Stepakoff said the violence and chaos that erupted at the Capitol “totally contradicted and undermined the whole point of the gathering.”
“I had no part in any of that, nor did I witness it,” he said. “I do feel that I failed to properly assess and understand the situation.”
Stepakoff pleaded guilty in September to parading, demonstrating or picketing in a Capitol building, a misdemeanor publishable by a maximum of six months imprisonment.
Stepakoff's lawyer, Marina Medvin, argued that a $50 fine would be an appropriate sentence for him.
Stepakoff founded Temple New Jerusalem, a Messianic synagogue in Palm Harbor, Florida, and has been its senior rabbi for the past 20 years. Messianic Jews follow Jewish law but believe that Jesus is the Messiah.
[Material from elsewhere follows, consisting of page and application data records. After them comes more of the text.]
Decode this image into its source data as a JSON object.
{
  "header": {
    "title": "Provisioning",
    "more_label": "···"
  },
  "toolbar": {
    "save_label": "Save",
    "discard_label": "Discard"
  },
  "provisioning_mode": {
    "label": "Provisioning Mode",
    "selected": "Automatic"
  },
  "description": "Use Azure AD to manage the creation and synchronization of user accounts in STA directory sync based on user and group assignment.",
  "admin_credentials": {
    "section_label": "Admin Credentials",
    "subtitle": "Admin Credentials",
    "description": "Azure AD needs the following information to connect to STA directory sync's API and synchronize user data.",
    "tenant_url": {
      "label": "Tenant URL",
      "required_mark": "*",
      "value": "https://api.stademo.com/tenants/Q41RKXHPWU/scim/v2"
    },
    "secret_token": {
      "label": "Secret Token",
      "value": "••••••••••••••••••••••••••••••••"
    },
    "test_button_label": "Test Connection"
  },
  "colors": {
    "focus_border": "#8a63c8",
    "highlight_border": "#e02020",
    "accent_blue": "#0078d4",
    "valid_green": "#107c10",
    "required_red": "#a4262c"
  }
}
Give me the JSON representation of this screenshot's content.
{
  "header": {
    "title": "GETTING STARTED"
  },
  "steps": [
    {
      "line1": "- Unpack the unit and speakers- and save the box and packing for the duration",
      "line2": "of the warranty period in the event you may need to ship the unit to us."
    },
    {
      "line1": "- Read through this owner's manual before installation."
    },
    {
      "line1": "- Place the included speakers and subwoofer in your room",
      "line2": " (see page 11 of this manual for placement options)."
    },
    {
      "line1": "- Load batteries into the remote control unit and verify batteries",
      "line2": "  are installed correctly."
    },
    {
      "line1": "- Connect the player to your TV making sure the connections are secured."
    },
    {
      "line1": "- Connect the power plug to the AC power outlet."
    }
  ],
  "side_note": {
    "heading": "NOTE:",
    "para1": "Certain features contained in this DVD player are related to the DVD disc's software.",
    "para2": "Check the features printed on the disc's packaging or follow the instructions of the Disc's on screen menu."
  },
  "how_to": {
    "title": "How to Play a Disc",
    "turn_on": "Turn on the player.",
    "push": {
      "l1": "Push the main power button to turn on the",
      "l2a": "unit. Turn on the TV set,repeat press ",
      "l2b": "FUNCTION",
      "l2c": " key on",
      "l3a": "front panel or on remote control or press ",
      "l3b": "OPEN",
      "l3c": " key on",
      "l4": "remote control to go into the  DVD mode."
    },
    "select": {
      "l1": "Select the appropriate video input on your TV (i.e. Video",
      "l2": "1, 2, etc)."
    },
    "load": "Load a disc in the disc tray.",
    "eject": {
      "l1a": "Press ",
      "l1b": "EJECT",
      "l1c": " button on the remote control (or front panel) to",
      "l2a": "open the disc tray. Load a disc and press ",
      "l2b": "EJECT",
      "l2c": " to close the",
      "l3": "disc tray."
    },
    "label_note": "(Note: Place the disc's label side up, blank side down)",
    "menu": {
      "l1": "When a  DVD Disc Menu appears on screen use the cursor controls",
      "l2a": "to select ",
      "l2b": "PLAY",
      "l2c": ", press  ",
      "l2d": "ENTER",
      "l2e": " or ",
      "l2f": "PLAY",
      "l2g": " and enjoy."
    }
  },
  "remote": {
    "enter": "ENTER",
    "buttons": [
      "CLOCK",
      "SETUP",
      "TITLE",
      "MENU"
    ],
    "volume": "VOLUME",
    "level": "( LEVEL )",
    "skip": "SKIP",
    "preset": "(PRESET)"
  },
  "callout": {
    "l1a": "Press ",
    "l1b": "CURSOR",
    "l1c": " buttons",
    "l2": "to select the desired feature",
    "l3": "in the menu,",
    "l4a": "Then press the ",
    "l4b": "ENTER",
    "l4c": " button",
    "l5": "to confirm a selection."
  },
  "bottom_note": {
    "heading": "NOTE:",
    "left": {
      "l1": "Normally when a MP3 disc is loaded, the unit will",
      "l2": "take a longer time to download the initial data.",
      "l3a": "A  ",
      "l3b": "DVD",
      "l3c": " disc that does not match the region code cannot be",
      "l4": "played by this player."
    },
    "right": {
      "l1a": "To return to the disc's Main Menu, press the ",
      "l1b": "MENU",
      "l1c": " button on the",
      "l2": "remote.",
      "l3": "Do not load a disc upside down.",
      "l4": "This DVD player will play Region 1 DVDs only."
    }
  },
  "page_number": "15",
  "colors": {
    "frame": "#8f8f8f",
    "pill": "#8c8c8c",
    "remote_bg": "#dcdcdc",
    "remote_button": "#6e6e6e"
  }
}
The major denominations of Judaism reject Messianic Judaism as a form of Judaism.
Stepakoff was an attorney but stopped practicing law in 2006. He told a court official that he had agreed to a six-month suspension of his law license stemming from a complaint from a former client, according to prosecutors.
More than 720 people have been charged with federal crimes related to the Capitol riot. Over 190 riot defendants have pleaded guilty, mostly to misdemeanors, and more than 80 of them have been sentenced.